[Extracted entries Boundary: Start]
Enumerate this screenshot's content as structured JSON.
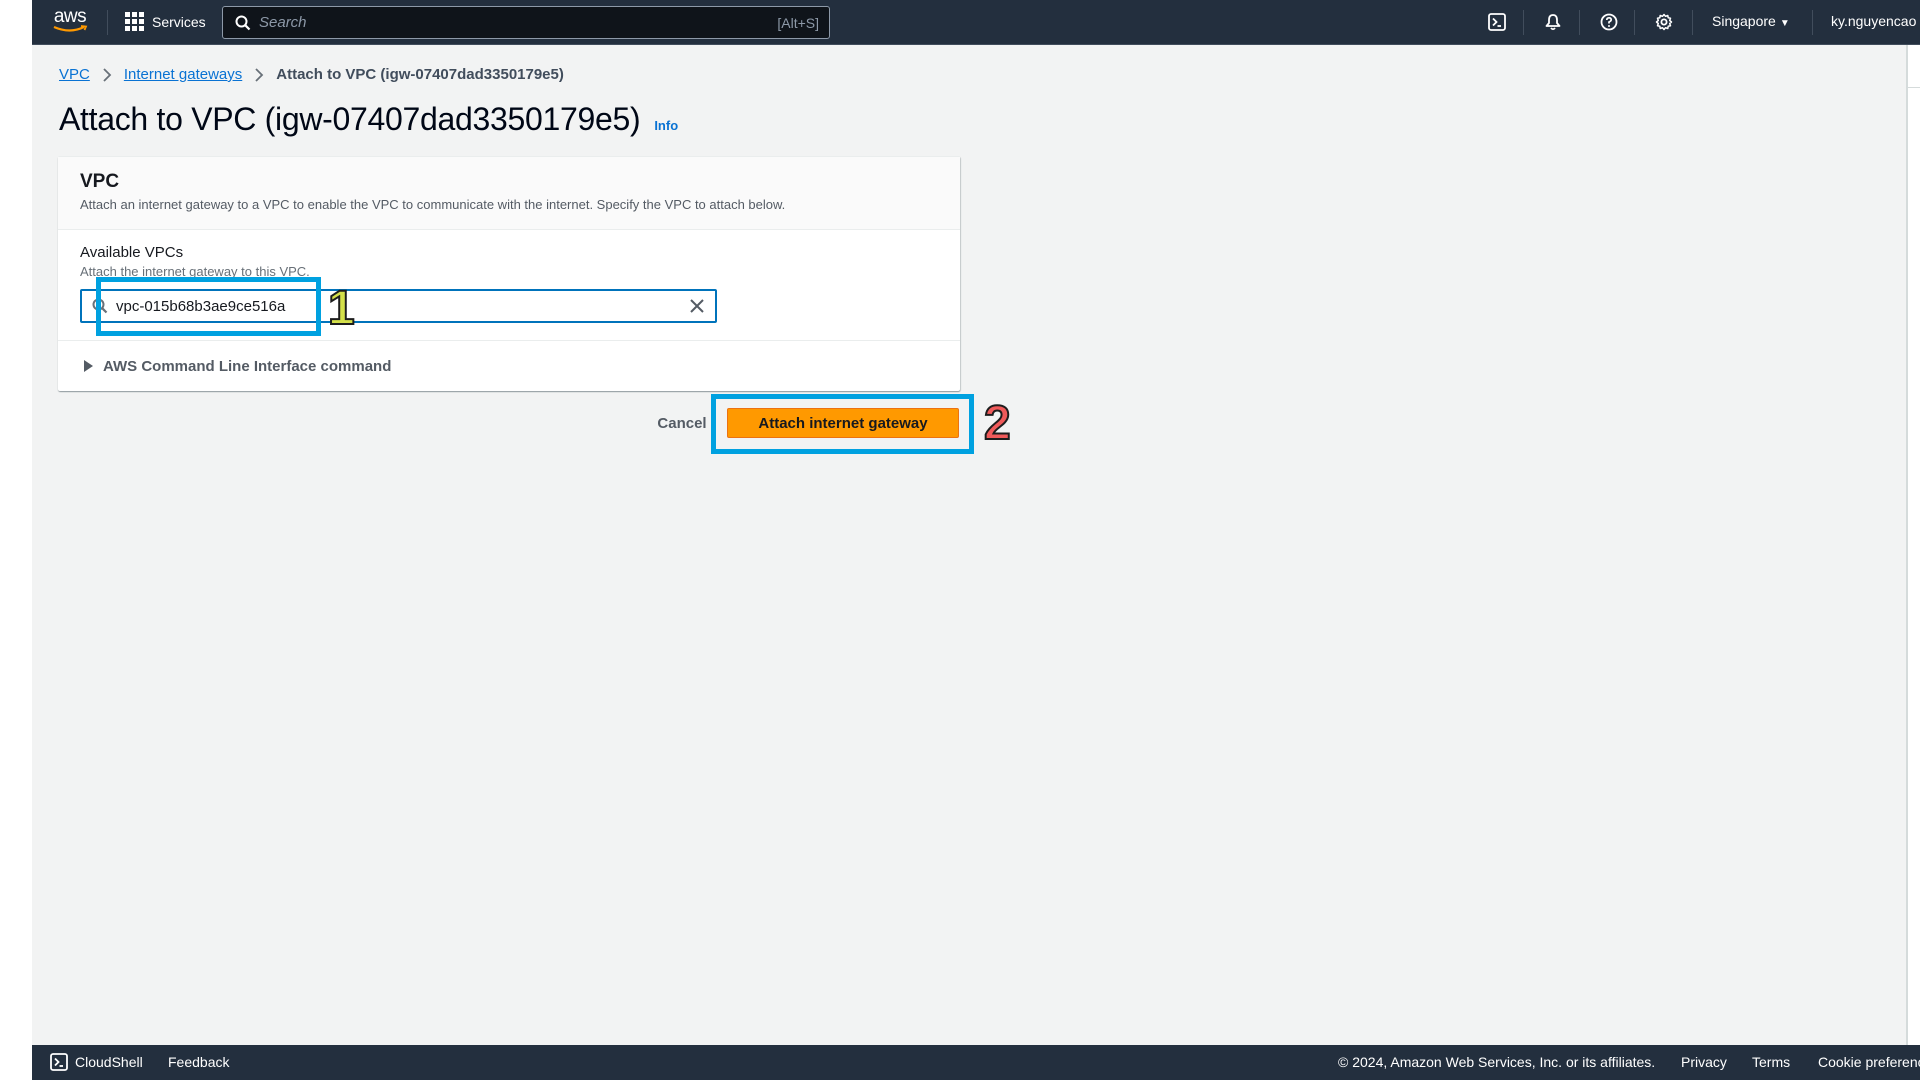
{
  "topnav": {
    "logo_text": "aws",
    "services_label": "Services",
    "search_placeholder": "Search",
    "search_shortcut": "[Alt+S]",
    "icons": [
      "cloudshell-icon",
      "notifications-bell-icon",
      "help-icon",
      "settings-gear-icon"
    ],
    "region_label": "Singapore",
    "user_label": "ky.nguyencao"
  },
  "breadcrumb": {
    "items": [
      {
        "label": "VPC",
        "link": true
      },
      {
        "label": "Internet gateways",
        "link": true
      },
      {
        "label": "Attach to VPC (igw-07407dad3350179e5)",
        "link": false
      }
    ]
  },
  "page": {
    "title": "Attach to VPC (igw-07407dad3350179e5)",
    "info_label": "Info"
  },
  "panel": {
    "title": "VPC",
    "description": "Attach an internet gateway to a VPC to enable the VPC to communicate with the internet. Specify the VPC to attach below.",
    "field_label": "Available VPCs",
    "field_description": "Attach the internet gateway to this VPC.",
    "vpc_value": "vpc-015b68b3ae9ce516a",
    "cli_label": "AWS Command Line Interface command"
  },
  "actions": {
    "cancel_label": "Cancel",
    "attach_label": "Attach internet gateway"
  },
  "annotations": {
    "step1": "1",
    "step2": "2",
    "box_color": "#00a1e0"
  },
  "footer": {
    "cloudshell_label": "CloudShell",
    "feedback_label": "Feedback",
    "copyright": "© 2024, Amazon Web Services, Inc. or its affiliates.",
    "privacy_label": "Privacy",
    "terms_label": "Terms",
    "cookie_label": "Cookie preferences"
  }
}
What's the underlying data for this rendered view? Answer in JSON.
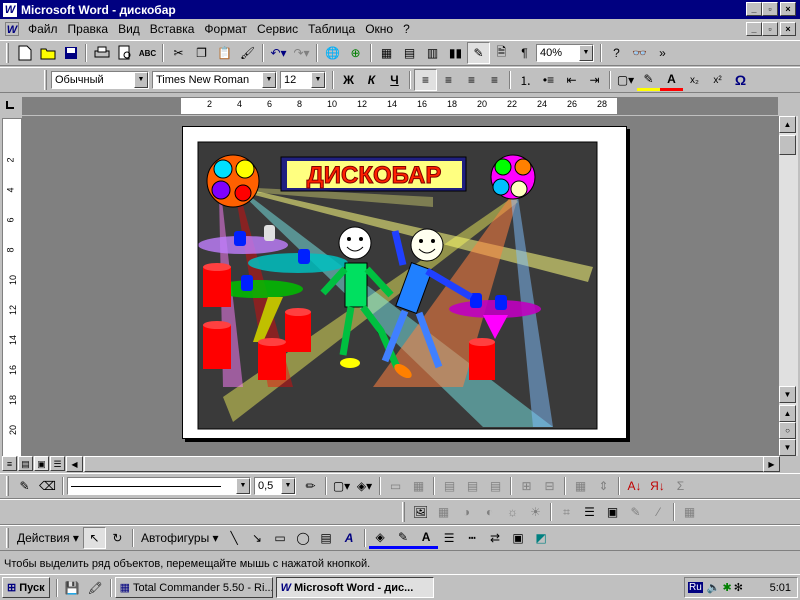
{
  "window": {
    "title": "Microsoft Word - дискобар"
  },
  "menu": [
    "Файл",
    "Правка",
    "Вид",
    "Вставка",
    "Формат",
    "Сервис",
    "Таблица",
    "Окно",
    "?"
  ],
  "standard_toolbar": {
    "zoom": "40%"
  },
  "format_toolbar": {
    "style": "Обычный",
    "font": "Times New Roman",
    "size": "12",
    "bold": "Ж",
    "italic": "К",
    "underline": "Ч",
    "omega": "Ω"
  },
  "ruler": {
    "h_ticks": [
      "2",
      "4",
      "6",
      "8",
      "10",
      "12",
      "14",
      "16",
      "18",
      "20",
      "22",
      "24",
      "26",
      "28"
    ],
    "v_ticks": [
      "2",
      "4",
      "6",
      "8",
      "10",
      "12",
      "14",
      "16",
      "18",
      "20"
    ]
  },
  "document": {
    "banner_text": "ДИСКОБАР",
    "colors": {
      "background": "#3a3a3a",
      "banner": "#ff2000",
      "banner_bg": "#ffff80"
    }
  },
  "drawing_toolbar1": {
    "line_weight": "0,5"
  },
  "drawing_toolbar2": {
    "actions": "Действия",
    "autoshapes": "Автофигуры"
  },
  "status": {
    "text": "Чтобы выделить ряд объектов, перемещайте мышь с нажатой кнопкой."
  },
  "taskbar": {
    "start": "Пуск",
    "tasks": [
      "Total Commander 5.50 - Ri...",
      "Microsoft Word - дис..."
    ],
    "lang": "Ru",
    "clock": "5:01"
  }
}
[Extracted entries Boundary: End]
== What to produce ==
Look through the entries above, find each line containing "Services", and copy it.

== Exercise result ==
    "services_label": "Services",
    "copyright": "© 2024, Amazon Web Services, Inc. or its affiliates.",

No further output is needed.